October 22, 2011
LSU 45, Auburn 10.
Lord knows, LSU has always had talent. Frightening talent. But the Tigers have lived for so long as the kind of team that scrapes by for a living — more than half of their SEC wins from 2008 to 2010 came by a touchdown or less — surviving by whatever means necessary almost seemed to be part of the weekly gameplan. It took three fourth quarter comebacks to get this team to 11 wins last year. Hell, it took four fourth quarter comebacks for the 2007 team to make the BCS Championship Game, not to mention the two games it lost that season in overtime. Under Les Miles, that's how LSU rolls.
That's how it has rolled, anyway. Maybe it's the new offensive coordinator. Maybe it's a more experienced, mature lineup coming together as upperclassmen. Maybe it's a looser attitude from a more entrenched head coach. Maybe it's a combination of all of the above. But the Tigers flipped some kind of switch between the end of the 2010 season and the beginning of 2011. The result is an absolute nightmare.
And once again, the catalyst for nationwide tremors is the ongoing emergence of an offense that seemed to spend years keeping its blue-chip athletes as close to the vest as possible. No one is particularly surprised by the dominance on the other side: Today, the defense did exactly what it was expected to do to Auburn's first-time starting quarterback, Clint Moseley, sacking him six times and returning an interception for a touchdown in the third quarter, a series of scenes right out of the "Inexperienced Quarterback In a Tough Environment" script. Auburn punted or turned the ball over on eight of its first nine possessions.
By the time Ron Brooks hit paydirt on the pick-six, though, the extra padding hardly mattered. The offense had just turned in its fourth touchdown in as many possessions, the rout was old news and the home crowd was already calling for Alabama on the other side of the coming bye week.

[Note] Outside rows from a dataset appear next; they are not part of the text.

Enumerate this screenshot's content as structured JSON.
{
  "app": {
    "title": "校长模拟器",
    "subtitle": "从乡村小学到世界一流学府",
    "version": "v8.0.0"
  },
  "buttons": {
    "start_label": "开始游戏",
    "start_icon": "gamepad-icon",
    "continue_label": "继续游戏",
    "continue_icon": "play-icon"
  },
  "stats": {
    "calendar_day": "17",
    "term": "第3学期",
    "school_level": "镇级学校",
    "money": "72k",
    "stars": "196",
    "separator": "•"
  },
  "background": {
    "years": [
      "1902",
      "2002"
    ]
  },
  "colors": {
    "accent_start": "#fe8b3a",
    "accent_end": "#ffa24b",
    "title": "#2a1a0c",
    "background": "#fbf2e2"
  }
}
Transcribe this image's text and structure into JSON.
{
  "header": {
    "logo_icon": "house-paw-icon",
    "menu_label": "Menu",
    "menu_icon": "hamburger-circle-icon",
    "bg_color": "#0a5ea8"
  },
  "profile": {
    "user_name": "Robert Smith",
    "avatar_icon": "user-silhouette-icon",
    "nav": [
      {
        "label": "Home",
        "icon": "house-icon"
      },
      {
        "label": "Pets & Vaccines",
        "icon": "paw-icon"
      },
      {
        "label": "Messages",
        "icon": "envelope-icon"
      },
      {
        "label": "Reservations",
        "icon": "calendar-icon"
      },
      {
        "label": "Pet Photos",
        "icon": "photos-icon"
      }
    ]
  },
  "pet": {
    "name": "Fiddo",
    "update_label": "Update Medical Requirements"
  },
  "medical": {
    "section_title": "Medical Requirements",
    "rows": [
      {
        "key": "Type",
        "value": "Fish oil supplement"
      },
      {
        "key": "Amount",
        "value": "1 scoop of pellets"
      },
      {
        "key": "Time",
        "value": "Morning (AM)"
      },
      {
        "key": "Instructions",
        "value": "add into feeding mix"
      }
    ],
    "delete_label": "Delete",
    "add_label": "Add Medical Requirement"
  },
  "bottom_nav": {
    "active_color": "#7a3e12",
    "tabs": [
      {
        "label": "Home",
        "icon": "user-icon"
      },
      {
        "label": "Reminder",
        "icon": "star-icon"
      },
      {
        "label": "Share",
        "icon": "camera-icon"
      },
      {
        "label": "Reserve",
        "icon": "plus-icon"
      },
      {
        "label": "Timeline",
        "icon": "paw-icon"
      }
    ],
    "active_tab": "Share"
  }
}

With 45 points today, the Tigers have scored at least 35 in seven of their first eight games, a mark they hit just three times in 26 games in 2009-10 combined. With a pair of touchdown grabs covering 42 and 46 yards in the second quarter, Rueben Randle alone has more 40-plus-yard receptions (7) than the entire team had in 2010. As preposterous as it would have seemed at the beginning of the year, with three more scoring passes and no interceptions, senior quarterbacks Jarrett Lee and Jordan Jefferson remain stewards of the most efficient passing game in the SEC. Overall, the offense has now gone five full games without a turnover.
At this point, "momentum" is irrelevant: Going into the most anticipated regular season game of this year or almost any other, LSU is legitimately dominant. It hasn't been anything less than dominant from the opening kickoff of opening night. Oregon, West Virginia, Florida, Tennessee, Auburn — all speed bumps en route to Tuscaloosa. If the stage for Nov. 5 was already set but for the hype, the Tigers played their role to the hilt.